◆ EXERCISE INPUTS ◆

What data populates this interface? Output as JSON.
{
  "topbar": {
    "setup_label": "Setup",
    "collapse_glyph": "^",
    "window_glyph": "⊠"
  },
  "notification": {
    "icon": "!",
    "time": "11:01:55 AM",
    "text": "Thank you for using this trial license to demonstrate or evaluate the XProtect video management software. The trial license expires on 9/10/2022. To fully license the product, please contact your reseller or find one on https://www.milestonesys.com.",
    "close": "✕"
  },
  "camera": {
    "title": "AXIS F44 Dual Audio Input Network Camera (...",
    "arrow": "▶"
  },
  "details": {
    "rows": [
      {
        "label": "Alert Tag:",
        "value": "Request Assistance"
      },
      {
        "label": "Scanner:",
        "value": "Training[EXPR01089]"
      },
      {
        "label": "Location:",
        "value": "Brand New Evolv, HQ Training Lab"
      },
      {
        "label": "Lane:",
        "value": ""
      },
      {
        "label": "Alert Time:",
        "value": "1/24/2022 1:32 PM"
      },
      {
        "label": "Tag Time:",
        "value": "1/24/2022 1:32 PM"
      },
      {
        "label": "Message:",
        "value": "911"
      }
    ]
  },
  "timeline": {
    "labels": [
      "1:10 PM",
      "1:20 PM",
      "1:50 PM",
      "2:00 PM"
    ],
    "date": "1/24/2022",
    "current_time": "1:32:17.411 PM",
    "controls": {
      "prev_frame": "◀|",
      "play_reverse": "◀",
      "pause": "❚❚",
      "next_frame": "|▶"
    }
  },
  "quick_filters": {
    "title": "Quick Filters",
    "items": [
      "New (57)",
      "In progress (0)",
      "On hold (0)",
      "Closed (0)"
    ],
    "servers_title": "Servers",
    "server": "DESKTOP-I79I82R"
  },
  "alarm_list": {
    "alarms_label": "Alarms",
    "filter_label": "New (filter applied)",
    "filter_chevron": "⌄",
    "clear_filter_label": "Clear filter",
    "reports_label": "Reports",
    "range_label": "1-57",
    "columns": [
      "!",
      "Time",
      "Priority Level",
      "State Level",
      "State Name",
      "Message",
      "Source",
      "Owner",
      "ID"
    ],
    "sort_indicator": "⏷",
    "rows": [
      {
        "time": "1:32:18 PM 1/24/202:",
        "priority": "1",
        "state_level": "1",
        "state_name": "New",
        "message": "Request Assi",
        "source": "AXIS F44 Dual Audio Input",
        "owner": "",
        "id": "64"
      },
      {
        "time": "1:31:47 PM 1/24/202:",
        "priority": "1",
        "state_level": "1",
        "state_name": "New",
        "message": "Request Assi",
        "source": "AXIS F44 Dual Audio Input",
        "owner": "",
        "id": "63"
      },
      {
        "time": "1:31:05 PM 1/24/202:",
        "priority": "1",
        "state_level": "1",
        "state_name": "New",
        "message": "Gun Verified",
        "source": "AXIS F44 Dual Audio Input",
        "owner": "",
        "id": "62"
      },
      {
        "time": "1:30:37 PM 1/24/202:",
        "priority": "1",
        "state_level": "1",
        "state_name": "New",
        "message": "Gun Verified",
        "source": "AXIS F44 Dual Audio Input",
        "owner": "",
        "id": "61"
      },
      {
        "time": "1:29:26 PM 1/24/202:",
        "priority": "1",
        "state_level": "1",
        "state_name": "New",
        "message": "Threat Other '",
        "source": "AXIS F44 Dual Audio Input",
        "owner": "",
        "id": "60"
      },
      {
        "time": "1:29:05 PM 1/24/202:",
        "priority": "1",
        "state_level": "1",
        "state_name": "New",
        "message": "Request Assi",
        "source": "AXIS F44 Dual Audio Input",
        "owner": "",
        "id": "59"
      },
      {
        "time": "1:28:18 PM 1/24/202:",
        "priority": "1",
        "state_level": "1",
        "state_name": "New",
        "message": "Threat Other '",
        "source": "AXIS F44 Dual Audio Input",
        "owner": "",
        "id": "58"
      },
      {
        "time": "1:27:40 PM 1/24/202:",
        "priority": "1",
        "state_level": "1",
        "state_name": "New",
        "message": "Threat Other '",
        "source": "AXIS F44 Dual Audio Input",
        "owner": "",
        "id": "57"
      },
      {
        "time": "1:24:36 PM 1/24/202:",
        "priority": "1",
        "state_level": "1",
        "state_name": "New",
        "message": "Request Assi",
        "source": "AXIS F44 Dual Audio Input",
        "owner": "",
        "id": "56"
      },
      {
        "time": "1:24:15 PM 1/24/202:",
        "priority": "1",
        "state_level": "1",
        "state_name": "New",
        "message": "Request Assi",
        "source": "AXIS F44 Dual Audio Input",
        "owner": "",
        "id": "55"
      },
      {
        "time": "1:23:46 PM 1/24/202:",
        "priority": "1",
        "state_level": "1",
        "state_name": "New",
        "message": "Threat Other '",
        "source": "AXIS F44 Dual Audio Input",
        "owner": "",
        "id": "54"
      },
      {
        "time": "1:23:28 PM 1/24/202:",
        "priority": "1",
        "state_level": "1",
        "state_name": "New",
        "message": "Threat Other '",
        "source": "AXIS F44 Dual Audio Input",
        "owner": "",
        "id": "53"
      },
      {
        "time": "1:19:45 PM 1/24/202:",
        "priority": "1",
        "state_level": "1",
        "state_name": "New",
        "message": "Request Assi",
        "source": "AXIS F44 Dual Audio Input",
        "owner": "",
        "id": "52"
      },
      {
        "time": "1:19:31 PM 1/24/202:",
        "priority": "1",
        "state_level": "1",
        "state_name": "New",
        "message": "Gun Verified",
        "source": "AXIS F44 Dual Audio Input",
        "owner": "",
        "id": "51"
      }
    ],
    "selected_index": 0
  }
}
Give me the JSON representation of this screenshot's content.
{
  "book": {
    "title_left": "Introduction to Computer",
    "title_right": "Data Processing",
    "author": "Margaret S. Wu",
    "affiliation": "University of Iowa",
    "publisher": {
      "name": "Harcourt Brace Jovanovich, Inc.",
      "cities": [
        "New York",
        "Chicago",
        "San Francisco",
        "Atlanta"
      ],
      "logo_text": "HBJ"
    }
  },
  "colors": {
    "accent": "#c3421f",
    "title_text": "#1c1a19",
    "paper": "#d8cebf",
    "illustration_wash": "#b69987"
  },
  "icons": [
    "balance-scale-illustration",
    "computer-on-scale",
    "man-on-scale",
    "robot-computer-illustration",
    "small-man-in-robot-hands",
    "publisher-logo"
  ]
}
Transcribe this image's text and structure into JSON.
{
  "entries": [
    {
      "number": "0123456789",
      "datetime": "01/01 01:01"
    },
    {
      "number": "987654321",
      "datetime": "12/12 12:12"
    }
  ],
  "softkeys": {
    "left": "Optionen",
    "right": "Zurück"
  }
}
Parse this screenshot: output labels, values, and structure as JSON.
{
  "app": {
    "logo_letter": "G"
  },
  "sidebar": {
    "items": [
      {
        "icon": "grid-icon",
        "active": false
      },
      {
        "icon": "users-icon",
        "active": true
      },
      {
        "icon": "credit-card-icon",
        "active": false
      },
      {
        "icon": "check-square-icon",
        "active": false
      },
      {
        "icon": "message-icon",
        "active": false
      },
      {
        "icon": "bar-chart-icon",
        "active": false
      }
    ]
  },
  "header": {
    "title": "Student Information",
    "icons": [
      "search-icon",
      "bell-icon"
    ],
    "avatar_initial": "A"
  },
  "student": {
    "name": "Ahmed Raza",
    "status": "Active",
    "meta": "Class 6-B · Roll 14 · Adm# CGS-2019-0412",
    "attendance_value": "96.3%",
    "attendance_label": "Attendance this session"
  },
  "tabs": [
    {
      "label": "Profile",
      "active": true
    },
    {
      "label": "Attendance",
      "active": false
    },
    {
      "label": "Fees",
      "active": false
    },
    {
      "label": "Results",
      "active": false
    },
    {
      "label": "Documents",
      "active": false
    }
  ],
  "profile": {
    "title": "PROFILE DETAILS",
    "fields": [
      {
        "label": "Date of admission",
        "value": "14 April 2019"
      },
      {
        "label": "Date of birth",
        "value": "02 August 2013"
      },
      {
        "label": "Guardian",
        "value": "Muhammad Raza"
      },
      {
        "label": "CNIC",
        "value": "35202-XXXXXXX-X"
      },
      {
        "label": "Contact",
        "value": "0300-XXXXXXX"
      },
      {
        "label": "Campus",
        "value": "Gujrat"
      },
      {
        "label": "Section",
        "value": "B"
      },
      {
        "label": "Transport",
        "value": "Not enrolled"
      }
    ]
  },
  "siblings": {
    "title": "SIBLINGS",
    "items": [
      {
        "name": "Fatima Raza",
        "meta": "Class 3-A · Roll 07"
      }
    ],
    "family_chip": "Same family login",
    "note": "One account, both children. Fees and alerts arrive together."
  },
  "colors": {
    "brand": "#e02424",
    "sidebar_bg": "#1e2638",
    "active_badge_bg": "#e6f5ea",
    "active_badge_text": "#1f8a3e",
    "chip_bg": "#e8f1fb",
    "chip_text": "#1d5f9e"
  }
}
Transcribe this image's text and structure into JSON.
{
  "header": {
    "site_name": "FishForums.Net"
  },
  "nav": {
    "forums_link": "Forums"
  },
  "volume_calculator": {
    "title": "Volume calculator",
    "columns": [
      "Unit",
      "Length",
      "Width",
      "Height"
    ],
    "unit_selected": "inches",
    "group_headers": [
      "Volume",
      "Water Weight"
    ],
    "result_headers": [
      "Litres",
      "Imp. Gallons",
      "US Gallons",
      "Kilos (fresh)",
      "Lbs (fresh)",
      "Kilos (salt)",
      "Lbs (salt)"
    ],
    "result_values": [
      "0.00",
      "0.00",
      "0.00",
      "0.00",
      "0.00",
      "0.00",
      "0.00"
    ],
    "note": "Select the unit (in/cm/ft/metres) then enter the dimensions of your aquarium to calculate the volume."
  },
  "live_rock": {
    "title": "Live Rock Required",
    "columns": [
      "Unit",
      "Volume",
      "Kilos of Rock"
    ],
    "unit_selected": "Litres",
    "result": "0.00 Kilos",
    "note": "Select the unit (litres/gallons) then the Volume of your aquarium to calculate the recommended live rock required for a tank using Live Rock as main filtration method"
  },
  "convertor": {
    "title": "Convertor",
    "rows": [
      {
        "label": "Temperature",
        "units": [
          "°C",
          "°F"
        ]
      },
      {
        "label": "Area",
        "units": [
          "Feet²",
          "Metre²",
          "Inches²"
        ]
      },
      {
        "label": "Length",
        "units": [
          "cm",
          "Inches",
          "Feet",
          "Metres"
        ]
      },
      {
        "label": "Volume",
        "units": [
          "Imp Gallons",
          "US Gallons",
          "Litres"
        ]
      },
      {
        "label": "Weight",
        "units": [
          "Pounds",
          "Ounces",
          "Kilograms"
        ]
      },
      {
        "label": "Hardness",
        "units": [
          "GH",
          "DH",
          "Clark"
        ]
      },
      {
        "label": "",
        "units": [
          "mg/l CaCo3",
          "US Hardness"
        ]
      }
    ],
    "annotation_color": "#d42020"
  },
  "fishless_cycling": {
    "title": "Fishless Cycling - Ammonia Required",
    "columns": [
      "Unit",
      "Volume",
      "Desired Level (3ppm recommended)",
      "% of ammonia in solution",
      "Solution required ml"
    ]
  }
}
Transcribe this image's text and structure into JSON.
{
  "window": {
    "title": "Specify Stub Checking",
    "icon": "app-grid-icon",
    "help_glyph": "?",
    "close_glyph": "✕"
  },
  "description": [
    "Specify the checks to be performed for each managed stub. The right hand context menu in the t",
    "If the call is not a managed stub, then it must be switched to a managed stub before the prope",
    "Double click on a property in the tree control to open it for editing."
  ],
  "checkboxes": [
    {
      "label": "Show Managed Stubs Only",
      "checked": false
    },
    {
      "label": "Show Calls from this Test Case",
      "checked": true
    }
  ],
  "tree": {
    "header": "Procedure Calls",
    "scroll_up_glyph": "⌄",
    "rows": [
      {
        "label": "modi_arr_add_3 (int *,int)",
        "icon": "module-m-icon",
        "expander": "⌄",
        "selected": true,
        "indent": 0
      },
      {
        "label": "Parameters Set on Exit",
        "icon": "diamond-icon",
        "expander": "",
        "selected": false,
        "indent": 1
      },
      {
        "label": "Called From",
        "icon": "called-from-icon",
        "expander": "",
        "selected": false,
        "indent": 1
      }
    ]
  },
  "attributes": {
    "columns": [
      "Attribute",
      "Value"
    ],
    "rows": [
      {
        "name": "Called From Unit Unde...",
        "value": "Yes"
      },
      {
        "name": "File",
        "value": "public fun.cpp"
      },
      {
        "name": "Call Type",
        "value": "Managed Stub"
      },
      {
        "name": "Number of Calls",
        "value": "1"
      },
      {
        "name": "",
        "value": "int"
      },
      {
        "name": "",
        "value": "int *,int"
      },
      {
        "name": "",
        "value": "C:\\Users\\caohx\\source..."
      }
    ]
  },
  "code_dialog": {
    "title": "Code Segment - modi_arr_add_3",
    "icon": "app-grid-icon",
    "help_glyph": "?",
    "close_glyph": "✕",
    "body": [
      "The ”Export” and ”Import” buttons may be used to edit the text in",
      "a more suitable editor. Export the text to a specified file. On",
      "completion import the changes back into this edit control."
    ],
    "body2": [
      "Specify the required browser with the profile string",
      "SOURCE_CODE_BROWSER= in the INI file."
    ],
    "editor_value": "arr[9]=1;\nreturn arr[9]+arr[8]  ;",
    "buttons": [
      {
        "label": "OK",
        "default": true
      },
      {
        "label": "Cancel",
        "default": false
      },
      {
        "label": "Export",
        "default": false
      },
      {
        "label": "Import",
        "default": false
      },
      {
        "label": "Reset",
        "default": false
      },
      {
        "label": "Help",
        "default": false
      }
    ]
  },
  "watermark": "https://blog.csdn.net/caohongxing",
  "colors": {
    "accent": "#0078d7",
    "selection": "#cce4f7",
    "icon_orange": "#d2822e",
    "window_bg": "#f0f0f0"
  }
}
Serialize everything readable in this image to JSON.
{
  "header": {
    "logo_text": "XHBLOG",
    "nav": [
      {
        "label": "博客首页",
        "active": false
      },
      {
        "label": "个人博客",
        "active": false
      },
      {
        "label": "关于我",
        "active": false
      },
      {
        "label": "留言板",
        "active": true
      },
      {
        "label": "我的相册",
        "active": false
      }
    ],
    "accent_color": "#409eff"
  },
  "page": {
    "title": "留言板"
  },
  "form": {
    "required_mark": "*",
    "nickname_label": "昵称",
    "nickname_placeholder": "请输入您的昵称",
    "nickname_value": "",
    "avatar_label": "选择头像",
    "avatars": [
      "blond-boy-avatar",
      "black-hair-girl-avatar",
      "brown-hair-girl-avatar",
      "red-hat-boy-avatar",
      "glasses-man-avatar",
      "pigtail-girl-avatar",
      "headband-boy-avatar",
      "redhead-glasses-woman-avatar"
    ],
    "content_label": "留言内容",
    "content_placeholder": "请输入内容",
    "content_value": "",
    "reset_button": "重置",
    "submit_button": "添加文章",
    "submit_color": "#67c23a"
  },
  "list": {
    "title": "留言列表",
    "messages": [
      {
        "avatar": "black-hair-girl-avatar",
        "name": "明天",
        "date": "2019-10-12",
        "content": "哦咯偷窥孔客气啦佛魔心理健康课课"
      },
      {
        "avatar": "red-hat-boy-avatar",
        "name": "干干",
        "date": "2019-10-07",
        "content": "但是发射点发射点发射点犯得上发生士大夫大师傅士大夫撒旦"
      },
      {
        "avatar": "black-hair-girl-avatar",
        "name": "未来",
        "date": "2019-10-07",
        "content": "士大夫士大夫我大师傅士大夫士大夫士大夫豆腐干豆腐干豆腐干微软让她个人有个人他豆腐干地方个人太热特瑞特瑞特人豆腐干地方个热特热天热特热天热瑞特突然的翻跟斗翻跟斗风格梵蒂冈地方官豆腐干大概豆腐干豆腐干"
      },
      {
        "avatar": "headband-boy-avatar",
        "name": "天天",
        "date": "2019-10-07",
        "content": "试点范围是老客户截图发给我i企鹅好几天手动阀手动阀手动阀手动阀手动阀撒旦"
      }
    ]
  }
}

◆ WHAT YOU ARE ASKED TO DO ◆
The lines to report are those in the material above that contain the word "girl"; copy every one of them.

◆ EXERCISE OUTPUT ◆
      "black-hair-girl-avatar",
      "brown-hair-girl-avatar",
      "pigtail-girl-avatar",
        "avatar": "black-hair-girl-avatar",
        "avatar": "black-hair-girl-avatar",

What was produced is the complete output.